An ACE would be something like seeing a parent get arrested, having their house burn down, neglect, abuse, an adverse family environment.  Jakim said a goal for practical application of this information would be for law enforcement to notify the school that the child has had a trauma, allowing the school to intervene or take a different view on a child’s changed behavior such as acting out or fighting or withdrawal. 

 “CLEAR is not an operation or prevention but farther upstream,” Jakim said.  “You’re taking action and I applaud you.”

Katie Calvacca, herself in long term recovery since 2005, has become an important member of the CLEAR team Director Becky Carlson said. 

“What I never would have wanted an employer to know about me is what got me the job,” Calvacca said. “Recovering is more than staying sober, its about having a life we’re proud of.”

She explained the details of what the program looks like.  “We’re able to follow up and walk alongside someone in their journey.  It’s more than having people come to the police department.  It’s about going out to the community and the hospital and the jail.”

She said 21 people called for assistance from CLEAR July 2018 to June 2019.  There were 17 people who requested a recovery coach and a plan from jail, three in-house recovery trainings and 16 coaches.  From May through July 2019 there were 26 people who stopped into the recovery center and 22 agreed to a recovery plan.

Nearly 100 home visits were made, 61 people were contacted and they provide services to 12 people.  “A police officer came to their door and they responded,” Calvacca said.

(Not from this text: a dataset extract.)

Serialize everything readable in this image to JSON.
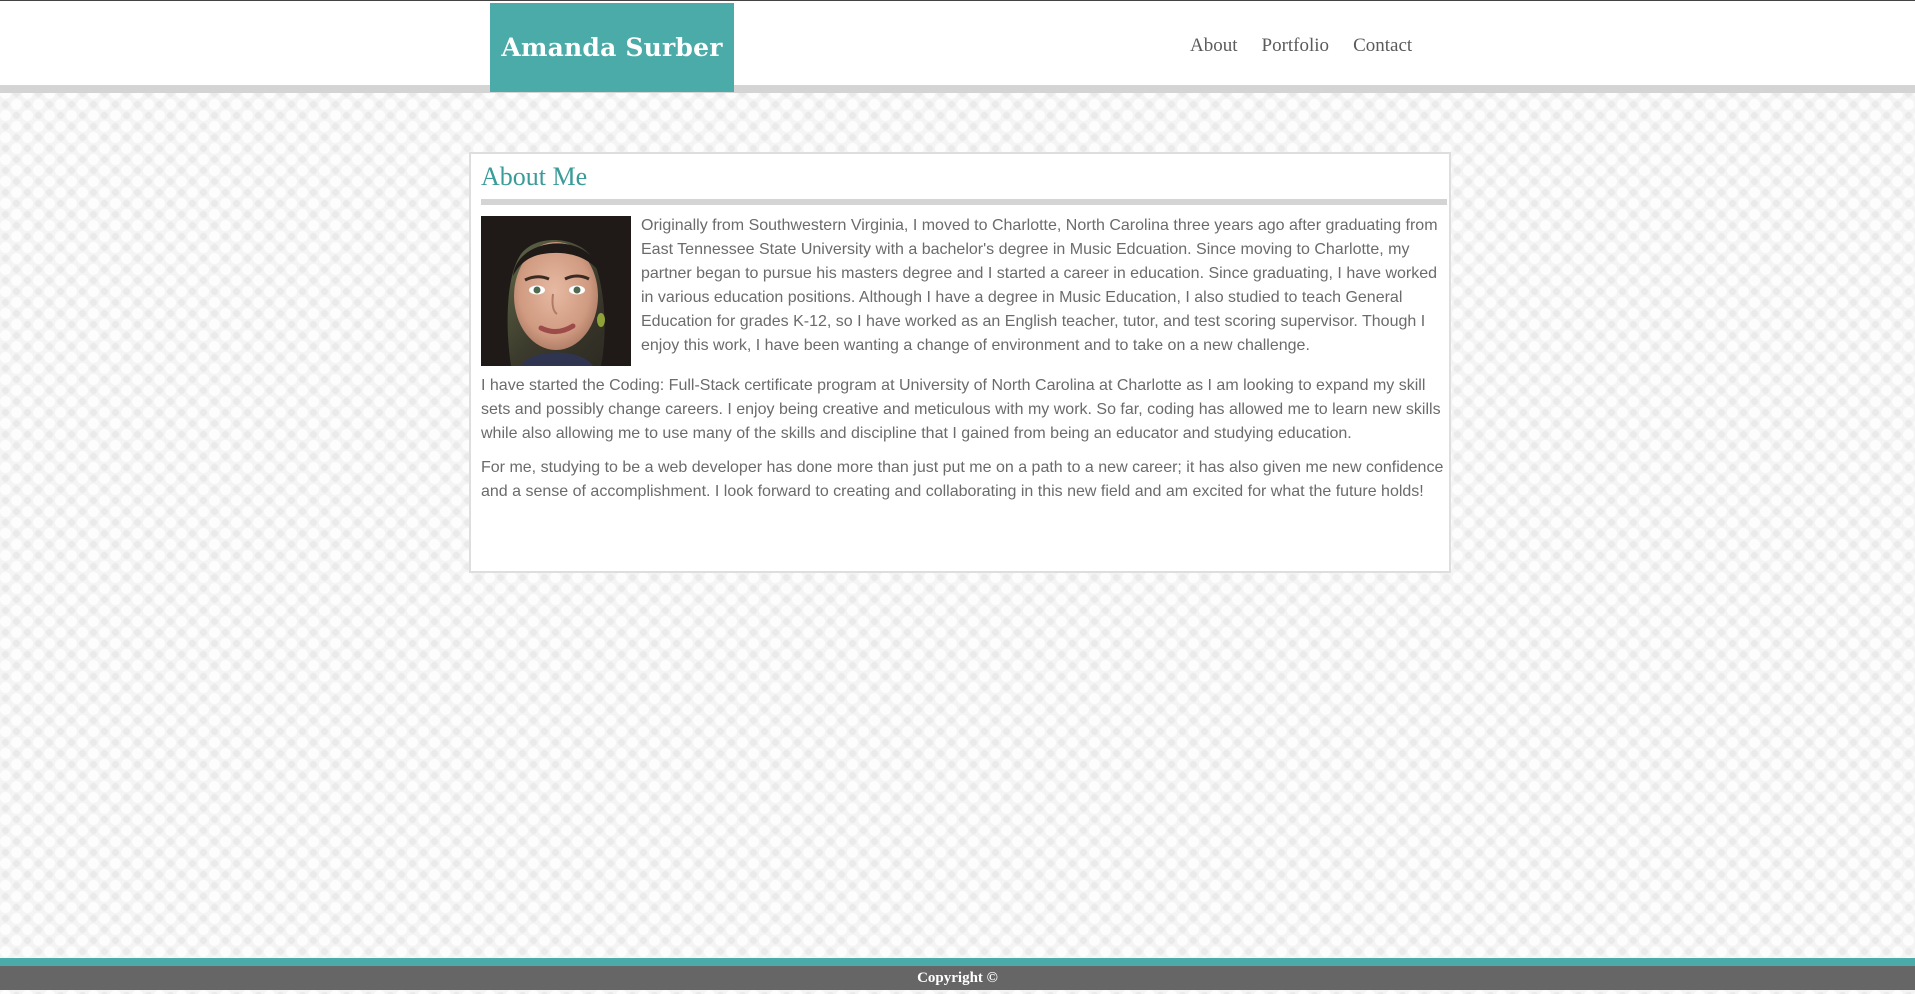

In one year, 663 calls from 589 people who were being treated at Newton Medical Center, resulted in 447 recovery plans and follow up support and 289 people directly linked to treatment services, according to Calvacca.

“These are huge numbers but it’s more than numbers if people get help,” Calvacca said.

They are planting seeds, regardless of where the interaction takes place and they need to be watered and the soil needs to be tended she said.  “When individuals recover, communities recover,” Calvacca said.

Family Coach Emily said, “When we help family members it can spur someone into recovery.”  She said the difference between family support and not is tremendous.  “We help family members learn to do something different and different techniques.  If we can help people they can stand on their own.”

Carlson gave out Shining Star awards to volunteer CLEAR Family Recovery Coach Lucy Katzen, Capitol Care Clinical Director Laura Guancione and Sussex County Prosecutor Koch. 

The Mohawk House’s Steve Scro and Tony Scerbo of Scerbo Nursery were recognized for the donation they made from the sale of Christmas trees.. 

Some of the other speakers included Peer Recovery Coach Erma Ogar, Newton Medical Center President Joseph DiPaolo, Genesis Behavioral and Addiction Health Dr. Michael Gannon and Glen Vetrano.

Vetrano presented a check for $1000 on behalf of the Sussex County St. Patrick’s Day Parade.  This money represents the balance of funds from the parade which, according to Vetrano is being disbanded.  He announced the “St. Patrick’s Day Parade committee has come to an end.”

Roy shared the story of his son who struggled with substance abuse for years after experiencing a trauma.  After years of seeking help and encountering obstacles, the father credits CLEAR and Newton Police Department for his son still being alive.  A year after walking into the Newton Police Department Roy’s son is still sober and alive he said.

Thanking everyone for sharing their stories, Richards explained moving forward they would like to expand Helping Hand and do more with employers. 
“It’s about creating relationships,” Richards said.  “Passion and compassion are contagious.”

Carlson said, “Hope begins here, with the willingness to help someone else.”